How Do Sportsbooks Make Money?

A sportsbook is a place where people can place bets on different sports events. It is also known as a bookmaker or a bookie, and it is regulated by various gambling laws and standards. It is essential to know the rules of a sportsbook before making a bet, so that you can avoid any legal issues in the future.

In the past, people used to make bets through illegal operators who would take bets on the side and collect a fee for each bet placed. In the United States, this was a widespread problem, with some of these operators being involved in organized crime and others simply operating on their own. This changed with the passage of time, and many states have now made it legal to place bets at a sportsbook.

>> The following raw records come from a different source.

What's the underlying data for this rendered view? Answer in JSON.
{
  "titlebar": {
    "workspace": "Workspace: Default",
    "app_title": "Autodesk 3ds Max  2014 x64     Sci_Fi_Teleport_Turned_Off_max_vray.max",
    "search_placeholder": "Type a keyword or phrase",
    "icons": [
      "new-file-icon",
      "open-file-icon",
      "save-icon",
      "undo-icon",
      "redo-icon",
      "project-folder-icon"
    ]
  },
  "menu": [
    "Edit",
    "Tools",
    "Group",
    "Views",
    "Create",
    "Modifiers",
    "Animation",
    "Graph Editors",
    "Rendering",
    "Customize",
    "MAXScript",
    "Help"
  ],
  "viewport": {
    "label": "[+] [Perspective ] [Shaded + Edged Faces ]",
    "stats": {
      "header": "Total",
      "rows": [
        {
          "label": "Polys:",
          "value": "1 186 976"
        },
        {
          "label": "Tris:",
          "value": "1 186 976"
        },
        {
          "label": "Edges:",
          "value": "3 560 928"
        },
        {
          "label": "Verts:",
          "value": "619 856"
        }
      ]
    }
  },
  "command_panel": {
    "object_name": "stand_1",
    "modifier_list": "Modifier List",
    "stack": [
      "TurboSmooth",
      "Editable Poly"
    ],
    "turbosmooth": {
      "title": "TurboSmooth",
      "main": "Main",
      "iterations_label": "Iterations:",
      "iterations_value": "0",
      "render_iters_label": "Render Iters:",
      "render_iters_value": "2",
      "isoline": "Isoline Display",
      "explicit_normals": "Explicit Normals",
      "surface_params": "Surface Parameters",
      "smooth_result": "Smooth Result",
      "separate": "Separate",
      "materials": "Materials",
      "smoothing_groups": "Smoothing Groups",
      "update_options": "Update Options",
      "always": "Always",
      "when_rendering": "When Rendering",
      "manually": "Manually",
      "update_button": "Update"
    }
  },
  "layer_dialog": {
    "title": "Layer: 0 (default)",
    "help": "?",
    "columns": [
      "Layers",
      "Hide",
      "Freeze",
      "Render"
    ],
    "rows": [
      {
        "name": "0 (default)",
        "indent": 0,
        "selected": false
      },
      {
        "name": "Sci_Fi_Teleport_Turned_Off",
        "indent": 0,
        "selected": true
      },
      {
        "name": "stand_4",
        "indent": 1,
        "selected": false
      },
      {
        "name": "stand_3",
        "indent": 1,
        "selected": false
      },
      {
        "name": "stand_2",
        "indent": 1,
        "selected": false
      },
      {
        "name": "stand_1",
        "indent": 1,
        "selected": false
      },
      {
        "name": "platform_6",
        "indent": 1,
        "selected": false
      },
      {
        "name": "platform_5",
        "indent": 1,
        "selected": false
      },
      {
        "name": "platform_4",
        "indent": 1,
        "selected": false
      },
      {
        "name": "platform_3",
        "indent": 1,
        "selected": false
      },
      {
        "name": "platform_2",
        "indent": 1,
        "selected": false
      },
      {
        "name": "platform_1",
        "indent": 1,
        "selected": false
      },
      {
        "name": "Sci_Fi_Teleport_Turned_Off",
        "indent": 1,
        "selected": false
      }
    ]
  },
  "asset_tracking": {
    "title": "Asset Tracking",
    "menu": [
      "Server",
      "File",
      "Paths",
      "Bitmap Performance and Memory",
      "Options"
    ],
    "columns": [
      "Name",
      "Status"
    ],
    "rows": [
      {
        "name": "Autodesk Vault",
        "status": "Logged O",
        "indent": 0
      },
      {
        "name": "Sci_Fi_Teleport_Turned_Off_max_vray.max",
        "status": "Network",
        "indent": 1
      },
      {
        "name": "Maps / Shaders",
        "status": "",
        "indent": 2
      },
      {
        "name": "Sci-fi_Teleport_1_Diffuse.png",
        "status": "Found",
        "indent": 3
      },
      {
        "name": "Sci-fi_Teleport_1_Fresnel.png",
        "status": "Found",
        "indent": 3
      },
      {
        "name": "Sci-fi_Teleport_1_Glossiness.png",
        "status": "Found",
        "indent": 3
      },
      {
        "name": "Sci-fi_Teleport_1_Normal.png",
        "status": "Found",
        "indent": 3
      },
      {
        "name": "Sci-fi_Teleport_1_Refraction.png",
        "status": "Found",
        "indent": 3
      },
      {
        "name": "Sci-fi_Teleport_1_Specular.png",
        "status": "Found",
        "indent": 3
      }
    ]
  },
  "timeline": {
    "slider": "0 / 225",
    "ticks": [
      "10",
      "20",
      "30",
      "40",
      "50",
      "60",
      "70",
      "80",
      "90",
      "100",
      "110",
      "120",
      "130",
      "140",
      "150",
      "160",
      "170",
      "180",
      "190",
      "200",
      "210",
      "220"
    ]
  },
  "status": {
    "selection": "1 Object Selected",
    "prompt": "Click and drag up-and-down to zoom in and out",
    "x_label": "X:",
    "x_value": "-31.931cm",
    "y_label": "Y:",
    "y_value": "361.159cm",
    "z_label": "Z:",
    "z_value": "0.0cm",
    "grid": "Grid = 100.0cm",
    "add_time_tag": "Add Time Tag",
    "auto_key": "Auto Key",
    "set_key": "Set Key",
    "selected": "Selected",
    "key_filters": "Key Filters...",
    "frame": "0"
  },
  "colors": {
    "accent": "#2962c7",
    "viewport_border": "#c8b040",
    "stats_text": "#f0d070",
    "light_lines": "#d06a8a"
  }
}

The sportsbook industry is heavily regulated to protect gamblers from money laundering and underage gambling. This is an important step in ensuring that gambling is safe and fair, and this can help reduce the risk of addiction. In addition, most sportsbooks offer responsible gambling tools and services.

While most bettors place bets based on their favorite team, some may also want to bet against their rivals. This can be a good way to increase the excitement of a game, and can lead to higher winnings. However, if you’re looking for the best betting experience possible, be sure to choose a reputable bookmaker with the best odds.

How Do Sportsbooks Make Money?

Most sportsbooks handle most bets by requiring a minimum bet amount that the punter must lay. This guarantees the house a positive expected return. For example, if a sportsbook offers -110 on NFL point spreads, then it will win $100 for every $110 bet placed. In the short term, this isn’t a great deal of profit, but in the long run it makes sense for the sportsbook to do this.

Some sportsbooks also keep detailed records of wagering, including the player’s name, address, and phone number. This information is often provided to law enforcement agencies if a bet is reported as suspicious. This information is also used by sportsbooks to track players who place large bets and are considered “sharp.” A sharp bettor is one who consistently places bets on teams with lower than average odds and shows a positive edge over the house.

Choosing a custom solution for your sportsbook will ensure that it matches your brand and your needs. A solution that doesn’t provide customization can look like every other gambling site out there, and this is a turn-off for users. It’s essential to find a provider that offers a wide range of integrations to data and odds providers, payment gateways, KYC verification suppliers, and risk management systems. This will allow you to build a sportsbook that has the potential to adapt to any market. It is also a good idea to include a reward system for your users, as this will keep them coming back for more.